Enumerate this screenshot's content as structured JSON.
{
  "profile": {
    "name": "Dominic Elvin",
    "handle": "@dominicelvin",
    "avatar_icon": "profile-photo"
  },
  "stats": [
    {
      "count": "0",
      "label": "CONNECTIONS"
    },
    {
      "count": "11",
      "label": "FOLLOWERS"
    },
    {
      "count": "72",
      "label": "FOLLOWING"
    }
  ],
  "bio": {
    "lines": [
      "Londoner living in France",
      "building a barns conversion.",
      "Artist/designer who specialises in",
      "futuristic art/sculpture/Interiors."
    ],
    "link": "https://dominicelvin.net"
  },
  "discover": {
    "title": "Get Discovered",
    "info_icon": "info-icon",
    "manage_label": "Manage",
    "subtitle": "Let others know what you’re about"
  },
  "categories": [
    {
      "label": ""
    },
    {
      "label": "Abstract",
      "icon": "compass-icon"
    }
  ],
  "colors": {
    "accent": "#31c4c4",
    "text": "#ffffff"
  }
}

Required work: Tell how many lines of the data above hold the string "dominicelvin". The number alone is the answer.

Your response: 2